(Data items)
+--
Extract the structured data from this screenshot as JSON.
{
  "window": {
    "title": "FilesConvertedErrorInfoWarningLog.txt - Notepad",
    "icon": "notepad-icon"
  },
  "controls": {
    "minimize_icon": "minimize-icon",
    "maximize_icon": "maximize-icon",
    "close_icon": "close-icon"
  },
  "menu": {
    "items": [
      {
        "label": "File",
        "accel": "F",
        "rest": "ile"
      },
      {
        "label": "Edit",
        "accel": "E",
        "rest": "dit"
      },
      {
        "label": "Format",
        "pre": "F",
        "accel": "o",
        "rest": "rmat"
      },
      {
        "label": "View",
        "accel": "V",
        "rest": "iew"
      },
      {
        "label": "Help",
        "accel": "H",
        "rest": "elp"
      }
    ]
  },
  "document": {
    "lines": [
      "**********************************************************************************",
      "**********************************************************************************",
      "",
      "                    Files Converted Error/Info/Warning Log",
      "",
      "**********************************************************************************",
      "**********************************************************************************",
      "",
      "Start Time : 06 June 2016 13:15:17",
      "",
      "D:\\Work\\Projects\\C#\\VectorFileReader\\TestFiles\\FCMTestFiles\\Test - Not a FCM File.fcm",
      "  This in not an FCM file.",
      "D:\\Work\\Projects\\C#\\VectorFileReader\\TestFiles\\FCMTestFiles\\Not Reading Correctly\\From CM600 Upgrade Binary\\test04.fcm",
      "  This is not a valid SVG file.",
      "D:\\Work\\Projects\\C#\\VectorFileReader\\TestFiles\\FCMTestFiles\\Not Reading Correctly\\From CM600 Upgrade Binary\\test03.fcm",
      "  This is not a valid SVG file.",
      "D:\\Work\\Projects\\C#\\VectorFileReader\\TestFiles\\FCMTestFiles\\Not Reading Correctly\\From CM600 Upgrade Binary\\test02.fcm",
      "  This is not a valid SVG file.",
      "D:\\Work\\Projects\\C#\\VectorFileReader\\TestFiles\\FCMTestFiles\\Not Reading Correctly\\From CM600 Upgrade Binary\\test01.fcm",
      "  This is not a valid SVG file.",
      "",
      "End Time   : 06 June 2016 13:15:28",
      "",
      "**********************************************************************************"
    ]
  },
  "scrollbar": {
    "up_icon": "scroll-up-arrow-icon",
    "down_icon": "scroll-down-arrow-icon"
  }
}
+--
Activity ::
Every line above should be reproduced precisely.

Response ::
Extract the structured data from this screenshot as JSON.
{
  "window": {
    "title": "FilesConvertedErrorInfoWarningLog.txt - Notepad",
    "icon": "notepad-icon"
  },
  "controls": {
    "minimize_icon": "minimize-icon",
    "maximize_icon": "maximize-icon",
    "close_icon": "close-icon"
  },
  "menu": {
    "items": [
      {
        "label": "File",
        "accel": "F",
        "rest": "ile"
      },
      {
        "label": "Edit",
        "accel": "E",
        "rest": "dit"
      },
      {
        "label": "Format",
        "pre": "F",
        "accel": "o",
        "rest": "rmat"
      },
      {
        "label": "View",
        "accel": "V",
        "rest": "iew"
      },
      {
        "label": "Help",
        "accel": "H",
        "rest": "elp"
      }
    ]
  },
  "document": {
    "lines": [
      "**********************************************************************************",
      "**********************************************************************************",
      "",
      "                    Files Converted Error/Info/Warning Log",
      "",
      "**********************************************************************************",
      "**********************************************************************************",
      "",
      "Start Time : 06 June 2016 13:15:17",
      "",
      "D:\\Work\\Projects\\C#\\VectorFileReader\\TestFiles\\FCMTestFiles\\Test - Not a FCM File.fcm",
      "  This in not an FCM file.",
      "D:\\Work\\Projects\\C#\\VectorFileReader\\TestFiles\\FCMTestFiles\\Not Reading Correctly\\From CM600 Upgrade Binary\\test04.fcm",
      "  This is not a valid SVG file.",
      "D:\\Work\\Projects\\C#\\VectorFileReader\\TestFiles\\FCMTestFiles\\Not Reading Correctly\\From CM600 Upgrade Binary\\test03.fcm",
      "  This is not a valid SVG file.",
      "D:\\Work\\Projects\\C#\\VectorFileReader\\TestFiles\\FCMTestFiles\\Not Reading Correctly\\From CM600 Upgrade Binary\\test02.fcm",
      "  This is not a valid SVG file.",
      "D:\\Work\\Projects\\C#\\VectorFileReader\\TestFiles\\FCMTestFiles\\Not Reading Correctly\\From CM600 Upgrade Binary\\test01.fcm",
      "  This is not a valid SVG file.",
      "",
      "End Time   : 06 June 2016 13:15:28",
      "",
      "**********************************************************************************"
    ]
  },
  "scrollbar": {
    "up_icon": "scroll-up-arrow-icon",
    "down_icon": "scroll-down-arrow-icon"
  }
}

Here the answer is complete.